**About this exercise**
A verbatim printing of the entries that follow is needed; pictures must not appear in it.

_ _ _

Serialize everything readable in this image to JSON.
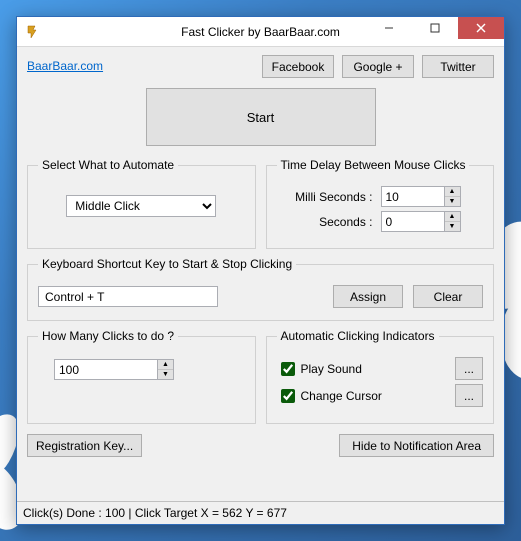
{
  "window": {
    "title": "Fast Clicker by BaarBaar.com"
  },
  "header": {
    "link": "BaarBaar.com",
    "social": {
      "facebook": "Facebook",
      "google": "Google +",
      "twitter": "Twitter"
    }
  },
  "start_label": "Start",
  "automate": {
    "legend": "Select What to Automate",
    "selected": "Middle Click"
  },
  "delay": {
    "legend": "Time Delay Between Mouse Clicks",
    "ms_label": "Milli Seconds :",
    "ms_value": "10",
    "sec_label": "Seconds :",
    "sec_value": "0"
  },
  "shortcut": {
    "legend": "Keyboard Shortcut Key to Start & Stop Clicking",
    "value": "Control + T",
    "assign": "Assign",
    "clear": "Clear"
  },
  "howmany": {
    "legend": "How Many Clicks to do ?",
    "value": "100"
  },
  "indicators": {
    "legend": "Automatic Clicking Indicators",
    "play_sound": "Play Sound",
    "change_cursor": "Change Cursor",
    "ellipsis": "..."
  },
  "bottom": {
    "registration": "Registration Key...",
    "hide": "Hide to Notification Area"
  },
  "status": "Click(s) Done : 100   |   Click Target X = 562 Y = 677"
}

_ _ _

**Solution**
Serialize everything readable in this image to JSON.
{
  "window": {
    "title": "Fast Clicker by BaarBaar.com"
  },
  "header": {
    "link": "BaarBaar.com",
    "social": {
      "facebook": "Facebook",
      "google": "Google +",
      "twitter": "Twitter"
    }
  },
  "start_label": "Start",
  "automate": {
    "legend": "Select What to Automate",
    "selected": "Middle Click"
  },
  "delay": {
    "legend": "Time Delay Between Mouse Clicks",
    "ms_label": "Milli Seconds :",
    "ms_value": "10",
    "sec_label": "Seconds :",
    "sec_value": "0"
  },
  "shortcut": {
    "legend": "Keyboard Shortcut Key to Start & Stop Clicking",
    "value": "Control + T",
    "assign": "Assign",
    "clear": "Clear"
  },
  "howmany": {
    "legend": "How Many Clicks to do ?",
    "value": "100"
  },
  "indicators": {
    "legend": "Automatic Clicking Indicators",
    "play_sound": "Play Sound",
    "change_cursor": "Change Cursor",
    "ellipsis": "..."
  },
  "bottom": {
    "registration": "Registration Key...",
    "hide": "Hide to Notification Area"
  },
  "status": "Click(s) Done : 100   |   Click Target X = 562 Y = 677"
}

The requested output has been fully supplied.